Ratan Tata is one of India’s most prominent businessmen and philanthropists. A member of a prominent Indian family, he started out on the shop floor of Tata Steel, shoveling limestone and tending to a blast furnace. He eventually became the head of the Tata Group, India's largest and most powerful conglomerate.
During his wildly successful tenure, Tata Group's revenues grew manifold (over $100 billion now) as it successfully acquired international brands such as Jaguar, Land Rover, Corus, and Tetley. Beyond all expectations, Tata has carried forward his family's legacy of blending successful business practices with philanthropy, including giving India the world's cheapest car.
Given his roots in old money, there was never any doubt that Tata would receive an elite education. In 1955 he enrolled in Cornell University. Though he initially started studying engineering, as per his father's wishes, two years later, he took up architecture, completing both courses in under seven years in 1962.
He was a top student, respected by his professors and fellow Cornellians, and eventually served as the President of the Honorary Society in Architecture. On top of that, decades before Tata would be knighted by the British Royal Family, he was a frat guy, a member of Cornell's Alpha Sigma Phi chapter.
From Cornell's perspective, it was quite fortunate that Tata valued his time as an undergraduate.

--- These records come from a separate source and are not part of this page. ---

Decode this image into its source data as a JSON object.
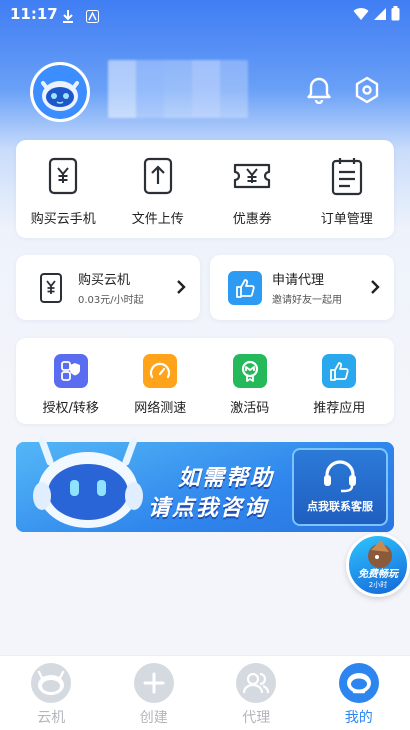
{
  "status_bar": {
    "time": "11:17"
  },
  "profile": {
    "avatar_icon": "robot-mascot-icon"
  },
  "quick_actions": [
    {
      "label": "购买云手机",
      "icon": "phone-yen-icon"
    },
    {
      "label": "文件上传",
      "icon": "upload-icon"
    },
    {
      "label": "优惠券",
      "icon": "coupon-icon"
    },
    {
      "label": "订单管理",
      "icon": "order-list-icon"
    }
  ],
  "promos": {
    "buy": {
      "title": "购买云机",
      "subtitle": "0.03元/小时起"
    },
    "agent": {
      "title": "申请代理",
      "subtitle": "邀请好友一起用"
    }
  },
  "tools": [
    {
      "label": "授权/转移",
      "color": "#5a6cf0"
    },
    {
      "label": "网络测速",
      "color": "#ffa31a"
    },
    {
      "label": "激活码",
      "color": "#26b95c"
    },
    {
      "label": "推荐应用",
      "color": "#29a8ee"
    }
  ],
  "banner": {
    "line1": "如需帮助",
    "line2": "请点我咨询",
    "button": "点我联系客服"
  },
  "float_badge": {
    "line1": "免费畅玩",
    "line2": "2小时"
  },
  "tabbar": [
    {
      "label": "云机",
      "active": false
    },
    {
      "label": "创建",
      "active": false
    },
    {
      "label": "代理",
      "active": false
    },
    {
      "label": "我的",
      "active": true
    }
  ],
  "colors": {
    "accent": "#2d86f0",
    "header_top": "#3f7df3"
  }
}
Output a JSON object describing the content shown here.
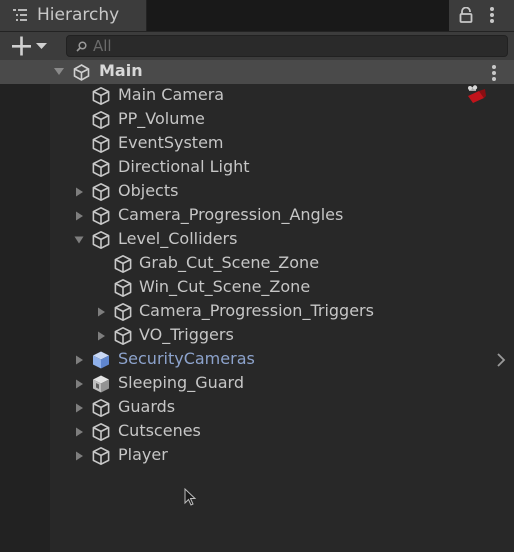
{
  "window": {
    "tab_title": "Hierarchy",
    "tab_icon": "hierarchy-list-icon",
    "lock_icon": "lock-icon",
    "menu_icon": "vertical-dots-icon"
  },
  "toolbar": {
    "create_icon": "plus-dropdown-icon",
    "search_placeholder": "All",
    "search_value": ""
  },
  "scene": {
    "name": "Main",
    "icon": "unity-scene-icon",
    "expanded": true,
    "menu_icon": "vertical-dots-icon"
  },
  "items": [
    {
      "label": "Main Camera",
      "depth": 1,
      "arrow": "none",
      "icon": "gameobject-cube-icon",
      "badge": "camera-gizmo-icon"
    },
    {
      "label": "PP_Volume",
      "depth": 1,
      "arrow": "none",
      "icon": "gameobject-cube-icon"
    },
    {
      "label": "EventSystem",
      "depth": 1,
      "arrow": "none",
      "icon": "gameobject-cube-icon"
    },
    {
      "label": "Directional Light",
      "depth": 1,
      "arrow": "none",
      "icon": "gameobject-cube-icon"
    },
    {
      "label": "Objects",
      "depth": 1,
      "arrow": "collapsed",
      "icon": "gameobject-cube-icon"
    },
    {
      "label": "Camera_Progression_Angles",
      "depth": 1,
      "arrow": "collapsed",
      "icon": "gameobject-cube-icon"
    },
    {
      "label": "Level_Colliders",
      "depth": 1,
      "arrow": "expanded",
      "icon": "gameobject-cube-icon"
    },
    {
      "label": "Grab_Cut_Scene_Zone",
      "depth": 2,
      "arrow": "none",
      "icon": "gameobject-cube-icon"
    },
    {
      "label": "Win_Cut_Scene_Zone",
      "depth": 2,
      "arrow": "none",
      "icon": "gameobject-cube-icon"
    },
    {
      "label": "Camera_Progression_Triggers",
      "depth": 2,
      "arrow": "collapsed",
      "icon": "gameobject-cube-icon"
    },
    {
      "label": "VO_Triggers",
      "depth": 2,
      "arrow": "collapsed",
      "icon": "gameobject-cube-icon"
    },
    {
      "label": "SecurityCameras",
      "depth": 1,
      "arrow": "collapsed",
      "icon": "prefab-cube-icon",
      "prefab": true,
      "chevron": "chevron-right-icon"
    },
    {
      "label": "Sleeping_Guard",
      "depth": 1,
      "arrow": "collapsed",
      "icon": "prefab-variant-cube-icon"
    },
    {
      "label": "Guards",
      "depth": 1,
      "arrow": "collapsed",
      "icon": "gameobject-cube-icon"
    },
    {
      "label": "Cutscenes",
      "depth": 1,
      "arrow": "collapsed",
      "icon": "gameobject-cube-icon"
    },
    {
      "label": "Player",
      "depth": 1,
      "arrow": "collapsed",
      "icon": "gameobject-cube-icon"
    }
  ],
  "cursor_icon": "mouse-pointer-icon",
  "colors": {
    "background": "#282828",
    "panel": "#3c3c3c",
    "scene_row": "#4a4a4a",
    "text": "#c6c6c6",
    "prefab_text": "#8da3cc"
  }
}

Because Tata would officially become the university’s most generous international donor. In 2008 Tata gifted $50 million to Cornell. The purpose of the endowment is twofold. The money allows for the establishment of scholarships for international students and supports agricultural and nutritional projects conducted by Cornell in India.
In addition, Tata remains an active member of the Cornell community. Over the years he's served on the Cornell University Board of Trustees, personally advising the school's administration in matters of international involvement, particularly regarding projects connected to India. More broadly, Tata has served on the board's Academic Affairs, Student Life, and Development Committees. In 2012 he was named Cornell Entrepreneur of the Year.
Considering Tata's reputation as being one of the most respected business leaders in the world, it is not a surprise that he has continued to strengthen the relationship between him and his alma mater. With philanthropy seemingly ingrained in his DNA, Tata continues to be one of Cornell's most eminent alumni.